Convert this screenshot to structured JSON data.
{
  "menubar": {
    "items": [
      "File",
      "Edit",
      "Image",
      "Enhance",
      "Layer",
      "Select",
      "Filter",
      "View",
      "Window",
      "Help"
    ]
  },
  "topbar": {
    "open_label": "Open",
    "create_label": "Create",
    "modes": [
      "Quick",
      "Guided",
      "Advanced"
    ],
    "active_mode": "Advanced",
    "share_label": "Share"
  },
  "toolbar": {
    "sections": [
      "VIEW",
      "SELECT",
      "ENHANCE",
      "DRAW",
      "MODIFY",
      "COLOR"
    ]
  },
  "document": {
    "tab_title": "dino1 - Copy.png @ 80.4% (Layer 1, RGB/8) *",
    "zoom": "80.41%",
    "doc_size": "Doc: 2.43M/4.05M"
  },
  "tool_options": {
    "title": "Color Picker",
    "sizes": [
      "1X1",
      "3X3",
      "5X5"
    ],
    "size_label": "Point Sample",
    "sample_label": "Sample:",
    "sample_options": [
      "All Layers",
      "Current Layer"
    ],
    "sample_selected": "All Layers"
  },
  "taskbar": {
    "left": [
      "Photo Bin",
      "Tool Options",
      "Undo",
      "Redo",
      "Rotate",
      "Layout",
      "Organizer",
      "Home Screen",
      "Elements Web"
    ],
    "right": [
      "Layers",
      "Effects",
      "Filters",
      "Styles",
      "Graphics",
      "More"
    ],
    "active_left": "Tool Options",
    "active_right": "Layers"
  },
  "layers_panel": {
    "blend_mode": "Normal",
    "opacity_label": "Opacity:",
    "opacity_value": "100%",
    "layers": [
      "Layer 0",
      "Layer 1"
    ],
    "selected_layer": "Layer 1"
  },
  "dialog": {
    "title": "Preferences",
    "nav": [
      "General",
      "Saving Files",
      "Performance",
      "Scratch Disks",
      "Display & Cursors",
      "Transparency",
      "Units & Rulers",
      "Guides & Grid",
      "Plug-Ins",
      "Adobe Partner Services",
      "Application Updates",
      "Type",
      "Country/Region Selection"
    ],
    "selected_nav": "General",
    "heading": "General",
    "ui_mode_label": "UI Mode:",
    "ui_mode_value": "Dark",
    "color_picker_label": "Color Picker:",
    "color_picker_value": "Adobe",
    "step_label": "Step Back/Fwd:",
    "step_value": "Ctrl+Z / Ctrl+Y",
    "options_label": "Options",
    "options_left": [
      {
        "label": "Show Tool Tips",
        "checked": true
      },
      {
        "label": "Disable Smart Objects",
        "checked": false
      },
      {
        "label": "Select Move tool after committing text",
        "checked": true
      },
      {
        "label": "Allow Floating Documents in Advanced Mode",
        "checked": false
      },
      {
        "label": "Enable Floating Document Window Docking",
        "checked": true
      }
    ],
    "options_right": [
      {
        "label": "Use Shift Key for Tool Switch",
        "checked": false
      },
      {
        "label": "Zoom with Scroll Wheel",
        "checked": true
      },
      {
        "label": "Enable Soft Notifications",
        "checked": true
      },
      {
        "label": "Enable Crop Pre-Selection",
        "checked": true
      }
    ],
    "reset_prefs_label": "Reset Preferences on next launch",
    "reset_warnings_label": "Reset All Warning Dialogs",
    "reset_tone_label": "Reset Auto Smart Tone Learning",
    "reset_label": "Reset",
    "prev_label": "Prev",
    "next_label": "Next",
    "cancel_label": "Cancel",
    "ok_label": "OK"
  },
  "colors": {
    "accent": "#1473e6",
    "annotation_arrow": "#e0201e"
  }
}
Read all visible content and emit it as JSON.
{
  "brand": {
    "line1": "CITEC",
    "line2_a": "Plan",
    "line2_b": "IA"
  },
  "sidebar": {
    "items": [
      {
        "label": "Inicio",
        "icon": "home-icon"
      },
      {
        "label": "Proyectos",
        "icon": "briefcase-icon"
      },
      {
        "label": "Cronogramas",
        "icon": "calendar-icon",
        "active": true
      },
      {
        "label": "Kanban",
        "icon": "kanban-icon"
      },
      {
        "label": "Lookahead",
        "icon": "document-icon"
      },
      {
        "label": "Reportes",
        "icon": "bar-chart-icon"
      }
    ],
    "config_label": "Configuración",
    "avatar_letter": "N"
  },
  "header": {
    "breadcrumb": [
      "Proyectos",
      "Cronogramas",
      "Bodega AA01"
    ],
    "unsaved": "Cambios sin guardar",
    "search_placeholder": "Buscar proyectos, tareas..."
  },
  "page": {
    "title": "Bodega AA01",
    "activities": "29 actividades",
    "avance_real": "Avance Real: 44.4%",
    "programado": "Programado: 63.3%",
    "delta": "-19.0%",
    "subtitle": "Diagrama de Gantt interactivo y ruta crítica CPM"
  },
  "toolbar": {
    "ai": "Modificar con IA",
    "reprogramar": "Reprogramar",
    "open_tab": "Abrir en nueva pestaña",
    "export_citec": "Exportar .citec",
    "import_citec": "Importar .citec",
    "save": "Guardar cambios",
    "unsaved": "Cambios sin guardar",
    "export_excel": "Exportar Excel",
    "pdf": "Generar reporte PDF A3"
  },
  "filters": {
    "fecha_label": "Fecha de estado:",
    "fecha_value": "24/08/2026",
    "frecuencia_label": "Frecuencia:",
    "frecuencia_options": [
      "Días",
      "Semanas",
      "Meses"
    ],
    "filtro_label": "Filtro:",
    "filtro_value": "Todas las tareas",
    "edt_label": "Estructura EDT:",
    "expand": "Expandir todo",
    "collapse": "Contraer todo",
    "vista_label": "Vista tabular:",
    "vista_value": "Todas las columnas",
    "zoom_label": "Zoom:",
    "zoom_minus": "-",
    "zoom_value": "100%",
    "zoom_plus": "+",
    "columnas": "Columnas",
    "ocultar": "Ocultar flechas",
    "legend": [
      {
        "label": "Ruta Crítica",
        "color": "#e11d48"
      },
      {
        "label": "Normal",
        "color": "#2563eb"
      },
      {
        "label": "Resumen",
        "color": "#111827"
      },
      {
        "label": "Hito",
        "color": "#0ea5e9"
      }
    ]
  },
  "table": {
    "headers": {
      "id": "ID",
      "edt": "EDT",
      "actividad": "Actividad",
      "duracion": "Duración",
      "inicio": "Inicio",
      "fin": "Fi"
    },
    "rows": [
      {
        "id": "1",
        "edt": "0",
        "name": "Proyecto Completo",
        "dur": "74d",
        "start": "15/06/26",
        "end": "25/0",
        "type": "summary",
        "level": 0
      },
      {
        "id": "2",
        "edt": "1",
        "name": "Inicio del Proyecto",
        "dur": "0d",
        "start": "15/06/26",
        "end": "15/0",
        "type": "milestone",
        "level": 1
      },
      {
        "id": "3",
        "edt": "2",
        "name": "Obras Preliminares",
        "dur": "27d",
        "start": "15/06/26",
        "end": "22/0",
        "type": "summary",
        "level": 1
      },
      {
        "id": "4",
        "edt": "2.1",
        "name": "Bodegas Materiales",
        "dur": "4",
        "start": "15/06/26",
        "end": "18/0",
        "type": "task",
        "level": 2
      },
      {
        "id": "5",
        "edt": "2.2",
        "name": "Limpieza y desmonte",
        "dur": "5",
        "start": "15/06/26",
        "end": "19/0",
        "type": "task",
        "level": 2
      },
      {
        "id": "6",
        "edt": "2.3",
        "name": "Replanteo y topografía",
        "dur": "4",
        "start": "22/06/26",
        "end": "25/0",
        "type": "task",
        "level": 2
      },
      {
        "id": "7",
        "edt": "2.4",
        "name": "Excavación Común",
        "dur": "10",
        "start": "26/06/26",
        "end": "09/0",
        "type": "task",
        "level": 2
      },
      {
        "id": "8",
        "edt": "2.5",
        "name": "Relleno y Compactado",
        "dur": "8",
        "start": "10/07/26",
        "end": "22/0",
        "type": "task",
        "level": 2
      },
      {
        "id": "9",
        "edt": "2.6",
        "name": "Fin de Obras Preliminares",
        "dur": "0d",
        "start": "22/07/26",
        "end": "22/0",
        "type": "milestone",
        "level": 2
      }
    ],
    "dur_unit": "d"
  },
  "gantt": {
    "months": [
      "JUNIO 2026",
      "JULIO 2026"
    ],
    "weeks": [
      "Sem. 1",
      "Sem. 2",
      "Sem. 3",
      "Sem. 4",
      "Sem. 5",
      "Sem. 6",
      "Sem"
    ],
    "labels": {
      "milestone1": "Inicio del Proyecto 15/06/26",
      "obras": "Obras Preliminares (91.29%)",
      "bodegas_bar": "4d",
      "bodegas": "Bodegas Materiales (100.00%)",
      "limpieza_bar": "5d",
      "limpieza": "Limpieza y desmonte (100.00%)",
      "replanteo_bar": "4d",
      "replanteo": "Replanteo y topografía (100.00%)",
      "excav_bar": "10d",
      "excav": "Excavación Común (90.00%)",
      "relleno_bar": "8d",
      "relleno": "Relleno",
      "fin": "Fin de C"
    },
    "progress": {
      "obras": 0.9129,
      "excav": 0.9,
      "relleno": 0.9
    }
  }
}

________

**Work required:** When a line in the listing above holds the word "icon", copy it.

**Exercise response:**
        "icon": "home-icon"
        "icon": "briefcase-icon"
        "icon": "calendar-icon",
        "icon": "kanban-icon"
        "icon": "document-icon"
        "icon": "bar-chart-icon"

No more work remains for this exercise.